Boston standard stock Worms and Worm Gears are used for the transmission of motion and/or power between non-inter- secting shafts at right angles (90?). Worm Gear drives ar considered the smoothest and quietest form of gearing when properly applied and maintained. They should be considered for the following requirements:
HIGH RATIO SPEED REDUCTION
RIGHT ANGLE (NON-INTERSECTING) SHAFTS GOOD RESISTANCE TO BACK DRIVING
General nomenclature having been applied to Spur and Helical gear types, may also be applied to Worm Gearing with the addition of Worm Lead and Lead Angle, Number of Threads (starts) and Worm Gear Throat diameter.
As is true with Helical and Bevel gearing, Worm gearing, when operating, produces Thrust loading. The Chart below indicates the direction of thrust of Worms and Worm Gears when they are rotated as shown. To absorb this thrust loading, bearings should be located as indicated.
The efficiency of a worm gear drive depends on the lead angle of the worm. The angle decreases with increasing ratio and worm pitch diameter. For maximum efficiency the ratio should be kept low.
Due to the sliding action which occurs at the mesh of the Worm and Gear, the efficiency is dependent on the Lead Angle and the Coefficient of the contacting surface. A com- mon formula for estimating efficiency of a given Worm Gear reduction is:
For a Bronze Worm Gear and hardened Steel Worm, a Coefficient of Friction in the range of .03/.05 may be assumed for estimated value only.
There is often some confusion as to the self-locking ability of a worm and gear set. Boston worm gear sets, under no condition should be considered to hold a load when at rest. The statement is made to cover the broad spectrum of variables effecting self-locking characteristics of a particular gear set in a specific application. Theoretically, a worm gear will not back drive if the friction angle is greater than the worm lead angle.
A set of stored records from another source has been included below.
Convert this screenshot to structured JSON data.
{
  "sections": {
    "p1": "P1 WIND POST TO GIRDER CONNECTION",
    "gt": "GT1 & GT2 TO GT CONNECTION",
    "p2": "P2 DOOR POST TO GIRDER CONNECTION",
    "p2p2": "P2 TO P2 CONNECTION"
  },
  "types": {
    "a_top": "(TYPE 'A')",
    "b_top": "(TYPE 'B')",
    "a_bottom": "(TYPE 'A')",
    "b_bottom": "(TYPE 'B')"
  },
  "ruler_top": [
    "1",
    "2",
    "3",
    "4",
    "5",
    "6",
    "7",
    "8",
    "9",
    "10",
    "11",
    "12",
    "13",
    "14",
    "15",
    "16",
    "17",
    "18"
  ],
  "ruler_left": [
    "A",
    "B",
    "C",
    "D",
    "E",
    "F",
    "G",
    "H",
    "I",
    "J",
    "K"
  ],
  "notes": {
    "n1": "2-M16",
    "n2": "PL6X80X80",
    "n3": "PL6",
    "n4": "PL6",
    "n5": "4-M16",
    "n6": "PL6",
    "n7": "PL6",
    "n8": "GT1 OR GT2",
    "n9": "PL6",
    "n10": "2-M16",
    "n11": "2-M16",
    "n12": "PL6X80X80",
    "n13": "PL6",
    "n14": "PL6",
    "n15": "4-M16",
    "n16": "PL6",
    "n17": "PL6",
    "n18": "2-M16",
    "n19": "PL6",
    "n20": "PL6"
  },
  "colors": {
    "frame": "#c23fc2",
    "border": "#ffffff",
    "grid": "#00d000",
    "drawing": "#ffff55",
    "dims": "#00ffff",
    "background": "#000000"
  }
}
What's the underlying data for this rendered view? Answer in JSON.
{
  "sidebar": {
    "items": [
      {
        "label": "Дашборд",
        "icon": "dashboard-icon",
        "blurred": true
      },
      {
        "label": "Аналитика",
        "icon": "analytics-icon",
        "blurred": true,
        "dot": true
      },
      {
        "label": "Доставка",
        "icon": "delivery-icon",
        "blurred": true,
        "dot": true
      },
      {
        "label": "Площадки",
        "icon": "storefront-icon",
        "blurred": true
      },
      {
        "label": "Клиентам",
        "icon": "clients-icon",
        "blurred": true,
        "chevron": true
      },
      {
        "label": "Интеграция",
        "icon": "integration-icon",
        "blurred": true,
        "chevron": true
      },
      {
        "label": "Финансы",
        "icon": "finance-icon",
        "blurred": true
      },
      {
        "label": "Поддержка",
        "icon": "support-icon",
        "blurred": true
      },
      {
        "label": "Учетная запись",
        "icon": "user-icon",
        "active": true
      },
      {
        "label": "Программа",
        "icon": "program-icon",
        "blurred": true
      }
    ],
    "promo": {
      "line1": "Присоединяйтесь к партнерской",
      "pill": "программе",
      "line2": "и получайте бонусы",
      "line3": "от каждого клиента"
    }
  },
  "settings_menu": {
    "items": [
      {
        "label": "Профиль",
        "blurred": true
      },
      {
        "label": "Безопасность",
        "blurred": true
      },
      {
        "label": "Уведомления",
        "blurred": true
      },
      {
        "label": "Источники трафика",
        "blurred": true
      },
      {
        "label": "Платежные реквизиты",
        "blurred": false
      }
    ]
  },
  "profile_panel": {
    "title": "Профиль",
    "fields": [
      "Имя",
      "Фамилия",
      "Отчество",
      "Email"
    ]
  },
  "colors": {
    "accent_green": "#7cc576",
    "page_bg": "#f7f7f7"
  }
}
However, the actual surface finish and lubrication may reduce this significantly. More important, vibration may cause motion at the point of mesh with further reduction in the friction angle. Generally speaking, if the worm lead angle is less than 5? there is reasonable expectation of self-locking. Again, no guarantee should be made and customer should be advised. If safety is involved, a positive brake should be used.
WORM GEAR BACK-DRIVING
This is the converse of self-locking and refers to the ability of the worm gear to drive the worm. The same variables exist, making it difficult to predict. However, our experience indicates that for a hardened worm and bronze gear properly manufac- tured, mounted and lubricated, back-driving capability may be expected, if the lead angle is greater than 11?. Again, no guar antee is made and the customer should be so advised.
The high rate of sliding friction that takes place at the mesh of the Worm and Gear results in a more complex method of rating these Gears as opposed to the other Gear types. Material factors, friction factors and velocity factors must all be consid- ered and applied to reflect a realistic durability rating.